Start of SUPPLIED RECORDS

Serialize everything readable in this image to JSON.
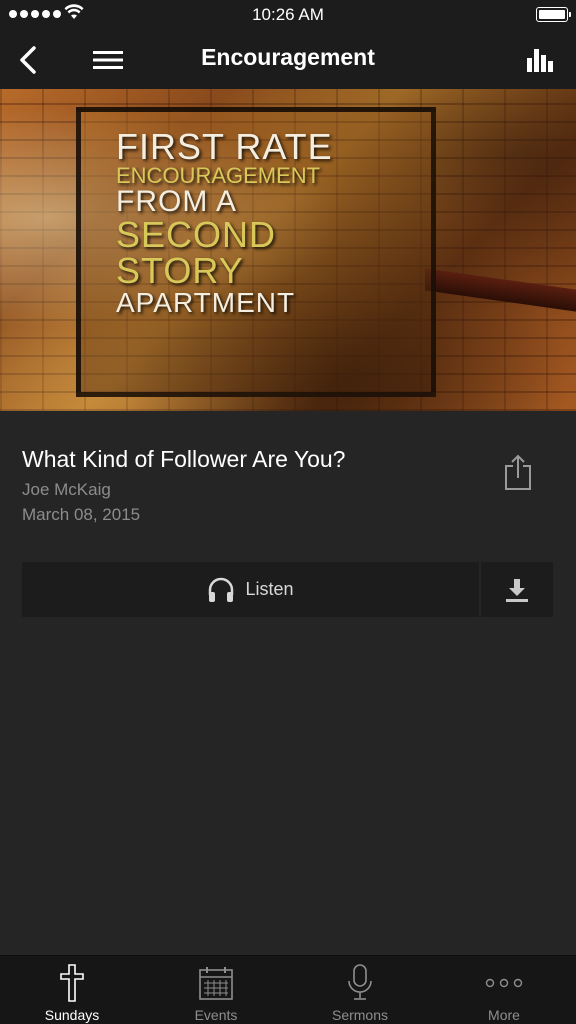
{
  "status_bar": {
    "time": "10:26 AM"
  },
  "nav": {
    "title": "Encouragement",
    "icons": [
      "back-icon",
      "menu-icon",
      "bar-chart-icon"
    ]
  },
  "artwork": {
    "lines": [
      "FIRST RATE",
      "ENCOURAGEMENT",
      "FROM A",
      "SECOND",
      "STORY",
      "APARTMENT"
    ]
  },
  "sermon": {
    "title": "What Kind of Follower Are You?",
    "speaker": "Joe McKaig",
    "date": "March 08, 2015"
  },
  "actions": {
    "listen_label": "Listen"
  },
  "tab_bar": {
    "tabs": [
      {
        "label": "Sundays",
        "icon": "cross-icon",
        "active": true
      },
      {
        "label": "Events",
        "icon": "calendar-icon",
        "active": false
      },
      {
        "label": "Sermons",
        "icon": "microphone-icon",
        "active": false
      },
      {
        "label": "More",
        "icon": "more-icon",
        "active": false
      }
    ]
  },
  "colors": {
    "background": "#252525",
    "bar": "#1c1c1c",
    "tab_bar": "#161616",
    "secondary_text": "#8c8c8c"
  }
}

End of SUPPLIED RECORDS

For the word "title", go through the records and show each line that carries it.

    "title": "Encouragement",
    "title": "What Kind of Follower Are You?",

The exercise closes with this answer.